Cochlear implants provide deaf people a bridge into the speaking world, but researchers are striving to make the devices do even more
April 27, 2007
To the casual observer, two women chatting about college life hardly qualifies as a miracle. Except that both are deaf and neither is using sign language. Look closer and you'll see that Nanci Linke-Ellis and Elizabeth Yazbek each wear a coin-sized device behind one ear. The crescent-shaped piece of plastic could be mistaken for a hands-free cell phone or MP3 ear bud. But this sound machine does much more.
Functioning as a translator of sorts, the cochlear implant both women wear helps them converse in a way that, to an outsider, looks like two hearing people talking. The device, parts of which are embedded under the skin, distills the ebb and flow of their voices into electric signals.
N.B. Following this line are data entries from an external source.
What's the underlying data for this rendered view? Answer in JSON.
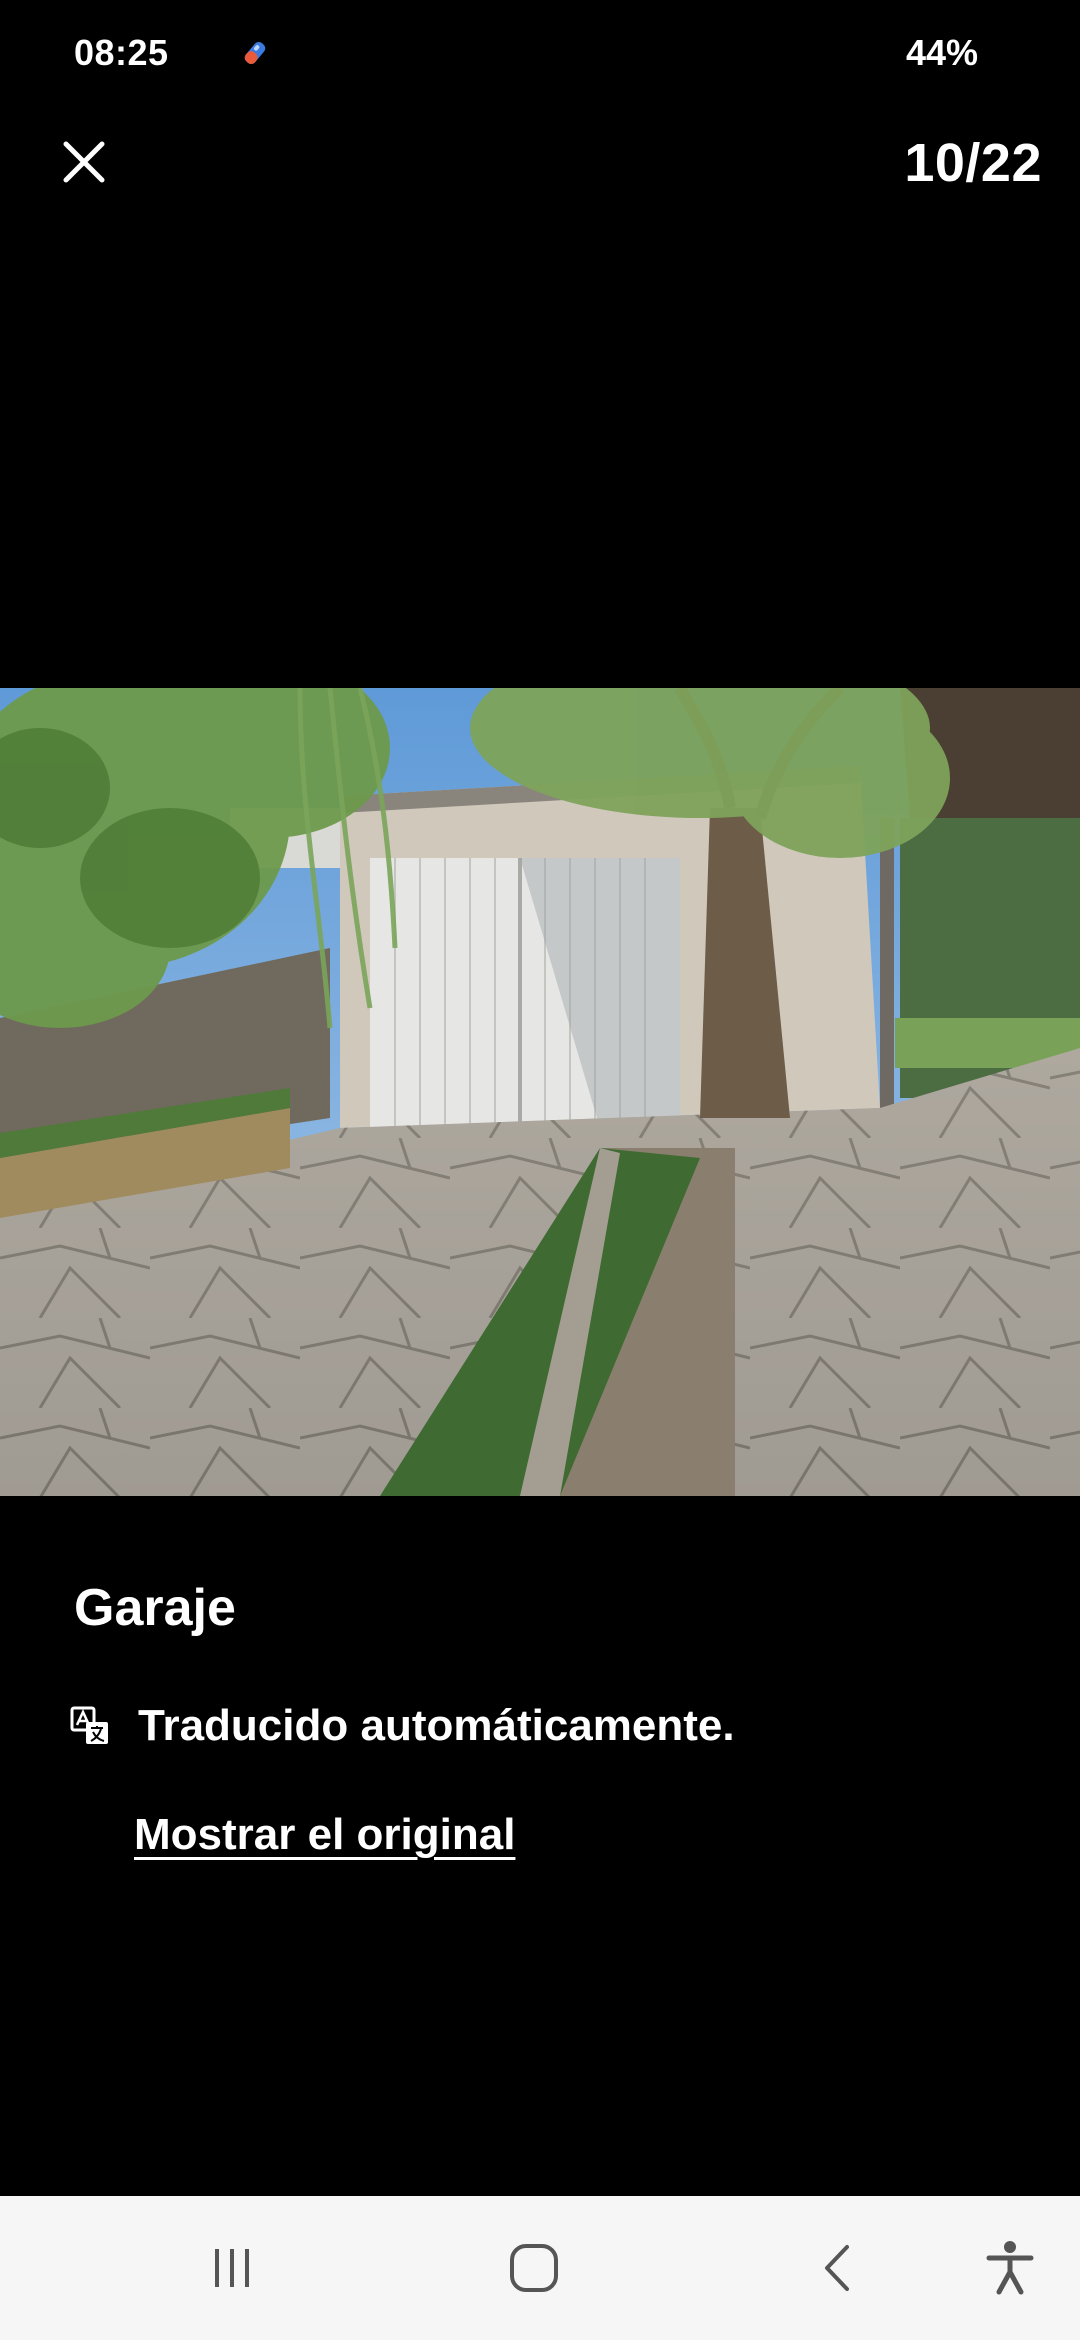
{
  "status_bar": {
    "time": "08:25",
    "battery": "44%",
    "app_icon": "notification-app-icon"
  },
  "viewer": {
    "close_icon": "close-icon",
    "counter": "10/22"
  },
  "photo": {
    "subject": "garage"
  },
  "caption": {
    "title": "Garaje",
    "translation_note": "Traducido automáticamente.",
    "translation_icon": "translate-icon",
    "show_original_link": "Mostrar el original"
  },
  "nav_bar": {
    "recents_icon": "recents-icon",
    "home_icon": "home-icon",
    "back_icon": "back-icon",
    "accessibility_icon": "accessibility-icon"
  },
  "colors": {
    "background": "#000000",
    "text": "#ffffff",
    "nav_bar_bg": "#f6f6f6",
    "nav_icon": "#555555"
  }
}
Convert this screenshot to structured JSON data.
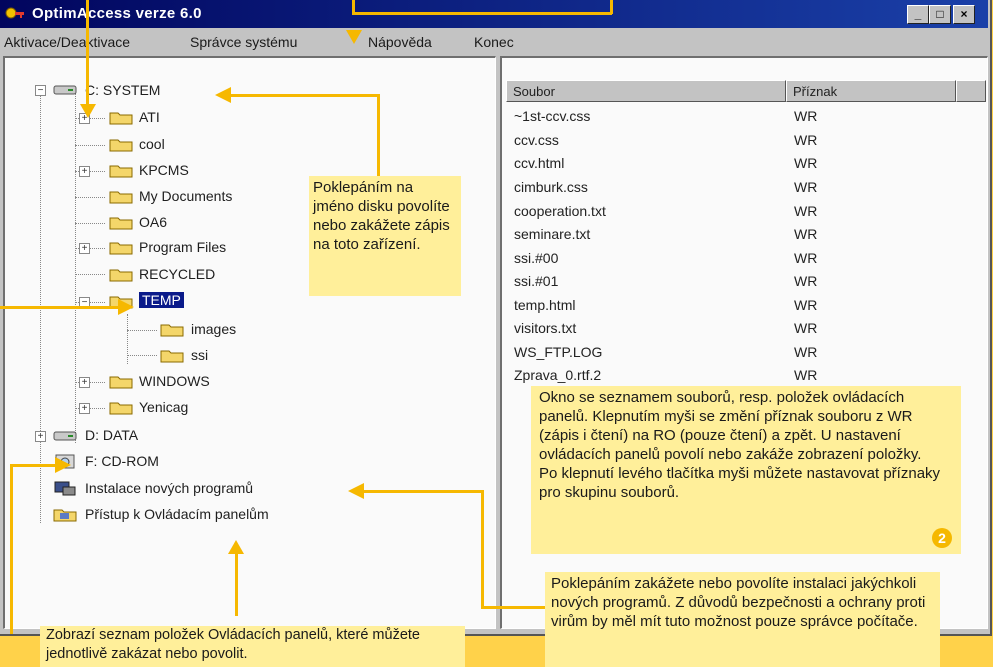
{
  "window": {
    "title": "OptimAccess verze 6.0",
    "min_label": "_",
    "max_label": "□",
    "close_label": "×"
  },
  "menu": [
    "Aktivace/Deaktivace",
    "Správce systému",
    "Nápověda",
    "Konec"
  ],
  "tree": {
    "drive_c": "C: SYSTEM",
    "folders": [
      "ATI",
      "cool",
      "KPCMS",
      "My Documents",
      "OA6",
      "Program Files",
      "RECYCLED",
      "TEMP"
    ],
    "temp_children": [
      "images",
      "ssi"
    ],
    "more_folders": [
      "WINDOWS",
      "Yenicag"
    ],
    "drive_d": "D: DATA",
    "drive_f": "F: CD-ROM",
    "install": "Instalace nových programů",
    "control_panels": "Přístup k Ovládacím panelům"
  },
  "files": {
    "columns": [
      "Soubor",
      "Příznak"
    ],
    "rows": [
      [
        "~1st-ccv.css",
        "WR"
      ],
      [
        "ccv.css",
        "WR"
      ],
      [
        "ccv.html",
        "WR"
      ],
      [
        "cimburk.css",
        "WR"
      ],
      [
        "cooperation.txt",
        "WR"
      ],
      [
        "seminare.txt",
        "WR"
      ],
      [
        "ssi.#00",
        "WR"
      ],
      [
        "ssi.#01",
        "WR"
      ],
      [
        "temp.html",
        "WR"
      ],
      [
        "visitors.txt",
        "WR"
      ],
      [
        "WS_FTP.LOG",
        "WR"
      ],
      [
        "Zprava_0.rtf.2",
        "WR"
      ]
    ]
  },
  "callouts": {
    "disk": "Poklepáním na jméno disku povolíte nebo zakážete zápis na toto zařízení.",
    "files": "Okno se seznamem souborů, resp. položek ovládacích panelů. Klepnutím myši se změní příznak souboru z WR (zápis i čtení) na RO (pouze čtení) a zpět. U nastavení ovládacích panelů povolí nebo zakáže zobrazení položky.\nPo klepnutí levého tlačítka myši můžete nastavovat příznaky pro skupinu souborů.",
    "install": "Poklepáním zakážete nebo povolíte instalaci jakýchkoli nových programů. Z důvodů bezpečnosti a ochrany proti virům by měl mít tuto možnost pouze správce počítače.",
    "panels": "Zobrazí seznam položek Ovládacích panelů, které můžete jednotlivě zakázat nebo povolit."
  },
  "badge": "2",
  "colors": {
    "accent": "#f6b800",
    "callout_bg": "#ffef9a",
    "titlebar": "#01055e",
    "selection": "#0a1a8a"
  }
}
These pulses then bypass the lifeless areas of their inner ear and stimulate the hearing nerves that still function, which in turn feed the sound signals to the brain.
Once in the brain, these pulses are somehow reassembled -- scientists aren't quite sure just how -- into something akin to speech, though a person with normal hearing wouldn't recognize it. The device performs this intricate electronic relay in real time, and its key component, the speech-processing computer in the earpiece, weighs less than an ounce.
For Linke-Ellis, an Ohio University alumna, the inner workings of this electronic marvel are overshadowed by what it enables her to do. With her implant, she can hear her husband talk and even pick up dialog from a movie. A 1971 graduate with a bachelor's in fine arts, she heads a nonprofit organization called InSight Cinema that helps bring the big-screen experience to moviegoers with hearing challenges.
She is visiting her alma mater on this spring afternoon to urge students of hearing, speech and language science to champion the rights of their future patients. With an almost evangelistic zeal, she describes to Yazbek and the other students the challenges she had to overcome as a deaf student at the university in the late '60s. It meant hustling to the front of classes to lip-read lectures; relying on friends to jostle her awake in time for classes, since an alarm clock or telephone would not wake her.
Linke-Ellis made it through those years and forged a successful career as an executive in the television and motion picture industries. She succeeded through "bluff and barter," masking her deafness and relying on her prodigious lip-reading skills. She would type up a co-worker's notes, say, if they'd agree to make a phone call for her.
"There were no [support] groups," Linke-Ellis said. "There were no resources to help people with advocacy. … I grew up without Disney."
The social landscape has changed since then, with passage of the Americans with Disabilities Act of 1990 and the growth of advocacy groups for people with physical challenges. At Ohio University, a group of students -- Yazbek among them -- formed the Sign Language Club in spring 2006 as a way of building a bridge between those who hear and those who can't.
Even more dramatic changes have come on the technological front, in the rapidly ad¬vancing field of cochlear implantation. During Linke-Ellis' college days, there were no implants. When they began appearing in the early '80s, the relatively primitive devices were little more than bulky curiosities that could detect a few sounds and assist with lip-read¬ing. Today, the sleek, behind-the-ear models worn by Linke-Ellis and Yazbek enable them and many of the 70,000 other implant users to hold a phone conversation.
As the technology advances, the volume of implant-related research has also grown steadily -- much of it originating from Ohio University's School of Hearing, Speech and Language Sciences. More and more, studies show that cochlear implants can be pivotal in helping deaf people to acquire or retain speaking skills, especially young children. In the most successful cases, children fitted with implants before age 2 have developed language skills on par with their hearing peers.
Cochlear implants function differently than hearing aids, which merely amplify sound. Implants, prescribed only for profoundly deaf people, serve as a sort of hearing surrogate, re-interpreting sounds for the brain that normally would be transmitted by the delicate array of bones, membranes and hair cells of the inner ear.
Implants are also far more expensive than hearing aids. The cost of evaluation, surgery, the device itself and rehabilitation can reach $75,000. Yet the devices have made the leap from novel technology to mainstream medicine, as most insurance companies now routinely cover the procedure, provided that a patient's hearing falls below certain performance levels.
Linke-Ellis was fitted with hers in 1993, soon after she lost the last trace of her hearing. To ensure maximum success with an implant, a patient with some hearing must receive the device soon after a total hearing loss, before the brain and auditory nerves "forget" what to do with sound.
"For me, [the cochlear implant] was life-altering because it allowed me to do things I'd never been able to do before," she said.
This article originally appeared in the winter 2007 edition of Atrium.